Clearly I wasn’t the only one getting disenchanted with these 2.5D movies. Maybe that’s why I was so interested to read this recent essay on DavidBordwell.net by Kristin Thompson. Her information might not be new, but I don’t know if I’ve ever seen box office statistics for 3D movies analyzed so thoroughly and so cogently. All her facts and figures are widely available on sites like Box Office Mojo, but they’re lacking Thompson’s common sense analysis and smart criticism.
I’m particularly impressed with the way Thompson breaks down the percentages of grosses that movies like “Captain America” make from 3D and 2D theaters. She begins by asking a simple but important question: how much money do 3D movies really bring in?
“The basic fact is that the money brought in by a film made in 3D only amounts to the supplement paid by the spectator beyond what he or she would have paid if the film were in 2D. Let’s assume that the supplement is $3 and that a 3D admission costs $12 and a 2D one $9… removing the $3 supplement takes away 25% of the ticket price. So what the 3D process as such really adds to the box-office total is 10% (that’s 25% of 40% [of all tickets sold for a movie available in either 3D and 2D]). To put it another way, $9 of the $12 for the ticket is just for the film qua film, the rest is for its being in 3D.”
A great point that no one ever mentions. When we say “This movie made $35 million dollars at its 3D theaters,” we’re not considering the fact that 75% of the $35 million customers paid was for the film itself, with just the remaining 25% relating to the upcharge of 3D. And here’s one more great point:

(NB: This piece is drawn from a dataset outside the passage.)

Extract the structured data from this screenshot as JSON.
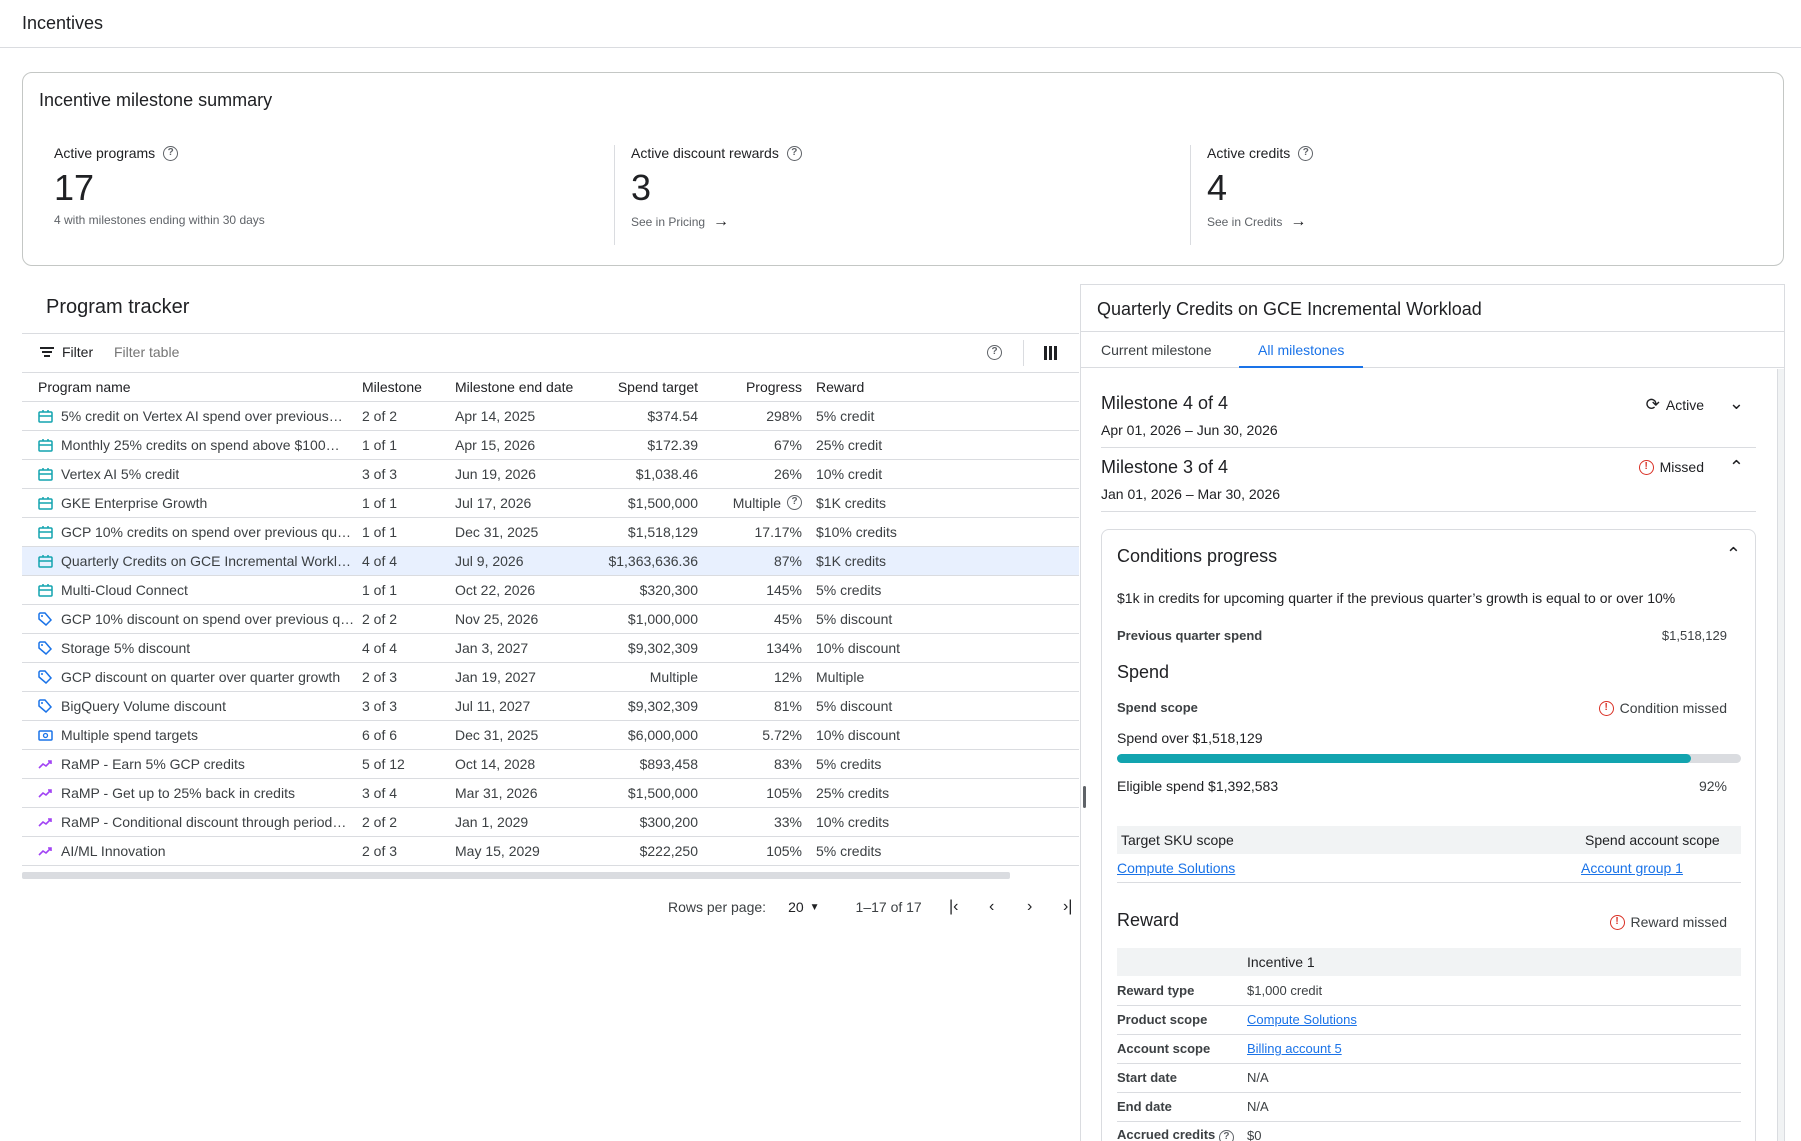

“Consider the opening weekend of ‘Captain America,’ which grossed $65.7 million, 40% of which came from theaters equipped with 3D. But it’s really 10% by my reasoning, so it’s not $26.3 million that 3D generated, but $6.57 million. Assuming further that it costs about $30 million to make a film in 3D or convert it to 3D in post-production, ‘Captain America’ would have to run in the U.S. market for around four weeks with no decline in attendance to break even on 3D. But most films decline on their second weekend, unless they open in more theaters or have terrific word of mouth. Even “The Lord of the Rings: The Fellowship of the Ring,” which had lots of repeat business, declined 19% on its second weekend.”
Thompson’s math might not be perfect; I think $30 million is the generally reported cost to shoot a movie in 3D like “Transformers: Dark of the Moon.” Converting a 2D movie like “Captain America” to 3D in post-production is significantly less expensive. Still Thompson’s reasoning is sound: if only 10% of a film’s grosses can be set aside to offset the cost of 3D, a movie earning just 40% of its money from 3D screens would have to be an enormous box office hit to justify its production or conversion in the format. It’s sort of an economies of scale issue: if you’ve got a “Transformers” or a “Pirates of the Caribbean,” movies that routinely gross near a billion dollars worldwide, the 3D pays for itself and more. But if you’ve got a smaller film with a chillier box office forecast — something on par with, say, “The Green Hornet” or “Green Lantern” — you face an uphill battle returning your investment in 3D. That goes for movie theaters too — if movies like “Captain America” begin to earn more money on 2D screens than on 3D screens — even though people are paying more per ticket for 3D — you could quickly begin to see exhibitors switch back to 2D to improve their revenues.
If these trends in 3D attendance continue, I think we may (finally) see fewer 3D titles, particularly in that middle-tier of medium budgeted event movies. At least I hope so.